The development of, and respect for, international law is fundamental to the purpose of the United Nations Organisation. The UN web page on Global Issues  defines international law as “encompassing the legal responsibilities of States in their conduct with each other, and their treatment of individuals within State boundaries.” Of course, the domain of international law goes far beyond this simple definition as it encompasses, among other issues, human rights, disarmament, refugees, the treatment of prisoners, the use of force and the conduct of war. As the record clearly demonstrates, in practise, the satisfying of great power interests and egos often takes precedence over respect for international law. Three of the five veto-wielding members of the Security Council (the US, the UK and France) are members of the NATO military alliance and, sadly, international peace and security are the exclusive domain of the Security Council. As it is civilians who are the chief victims of war, it is clearly an abuse of human rights to deny the majority of humanity a voice in matters concerning their very survival and well-being.
To help bring him back to reality, John Key might care to watch this five minute video. The water shortages that plague West Bank villages are man-made – made by the occupying power that is – and in this example it is Al-Ma’asara, a village near Bethlehem, that has its water supply cut off for extended periods of time while nearby illegal Israeli occupation settlements take all the Palestinian water they want.
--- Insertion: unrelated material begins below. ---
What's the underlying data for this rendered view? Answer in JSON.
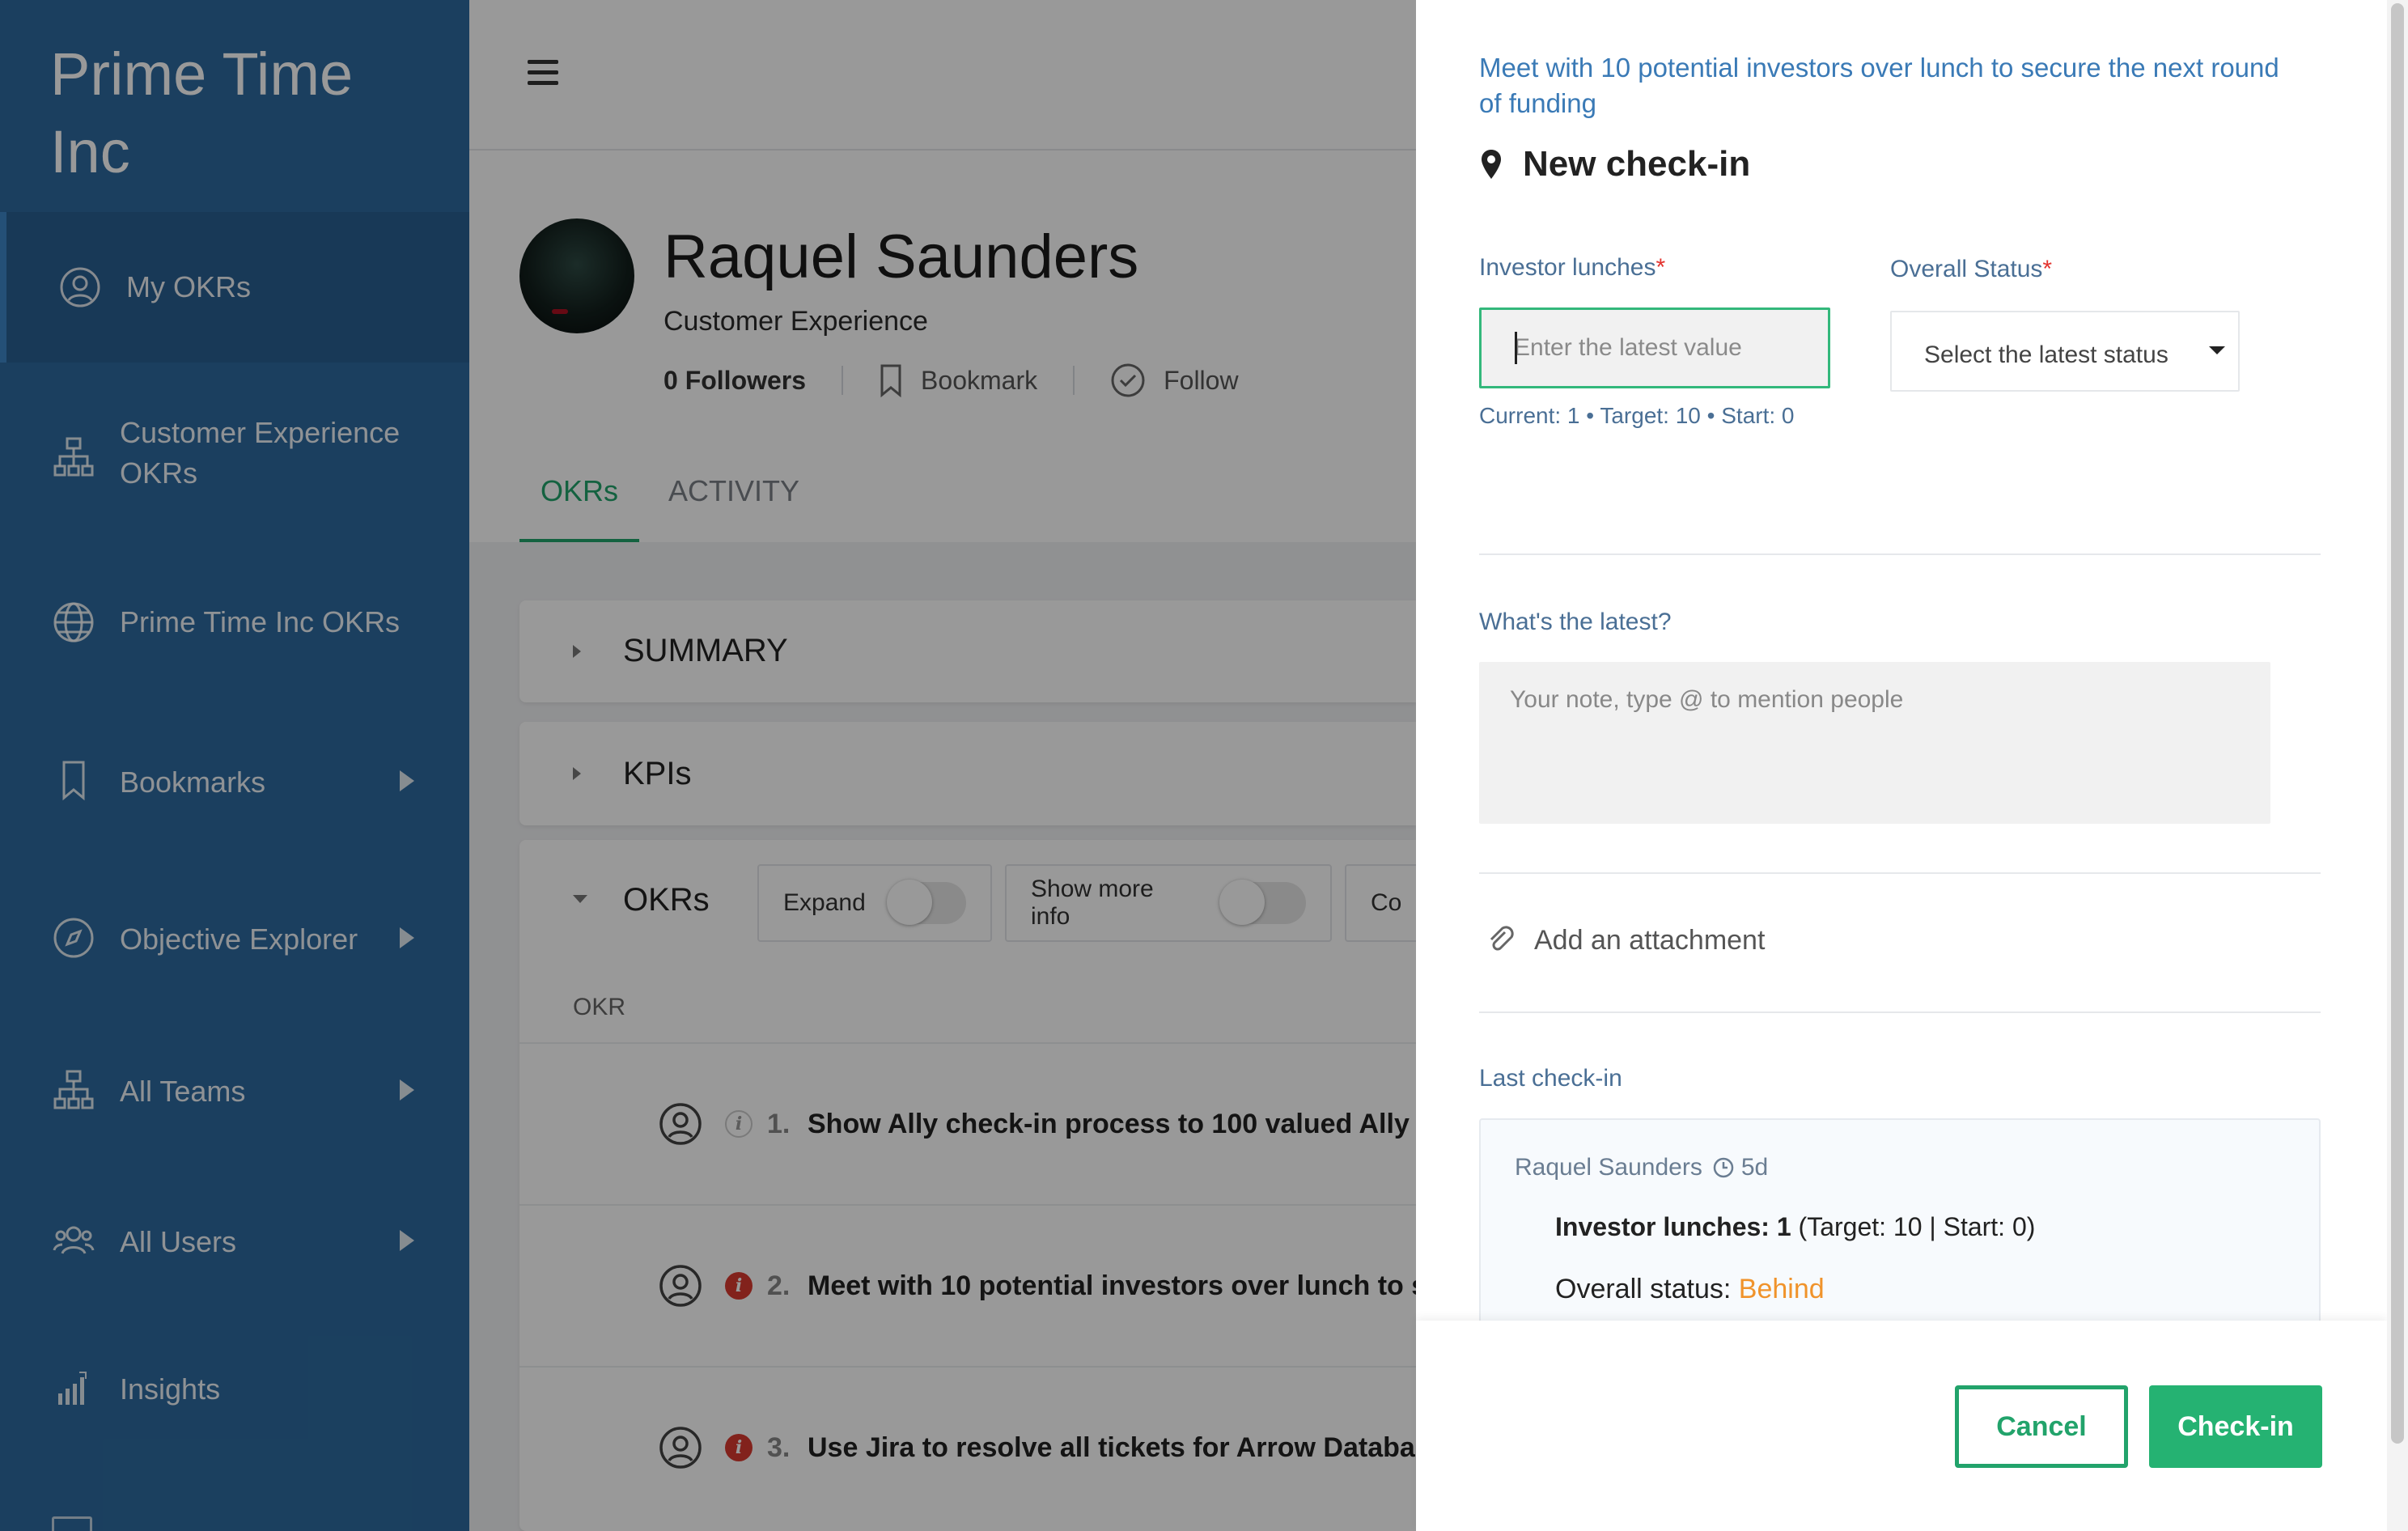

But the New Zealand government fails to demand that Israel respect the Palestinian people's right to water. Likewise, urgent issues such as the defence of Palestinian children suffering under Israel's cruel breaches of article 76 of the Fourth Geneva convention, are left to people who do care, including those who wrote a letter published in Britain's Guardian newspaper calling on Israel to implement all recommendations made in the independent report Children in Military Custody.
New Zealand's Prime Minister could have based his criticism of the United Nations upon the dangers to world peace and security posed by the disproportionate influence of great-power militarism on the Security Council but he preferred to associate his call for so-called reform with belligerent US propaganda. Sanity, however, is returning, with UN Secretary General Ban Ki-moon announcing that the international community aims to hold a Syria peace conference, 'Geneva II', in mid-November. Hopefully, the increasingly fragmented Syrian opposition groups will now also declare their readiness to take part in the international conference without preconditions, as has the Syrian government. But nothing should be taken for granted; those elements that wish to strike at Syria militarily will continue to seek opportunities to do so. John Key and a few other world leaders have shown that they are out of step with the needs and aspirations of the majority of humanity. Their perspective is that of the Security Council and they pay scant attention to the feelings expressed in the General Assembly. Global grass-roots peace movements and an abundance of human rights NGOs, both secular and religious, represent a coming together of humanity that puts many of our political leaders to shame. Violence breeds violence and bombing Syria would achieve nothing other than to create more misery and chaos, more resentment and yet more instability.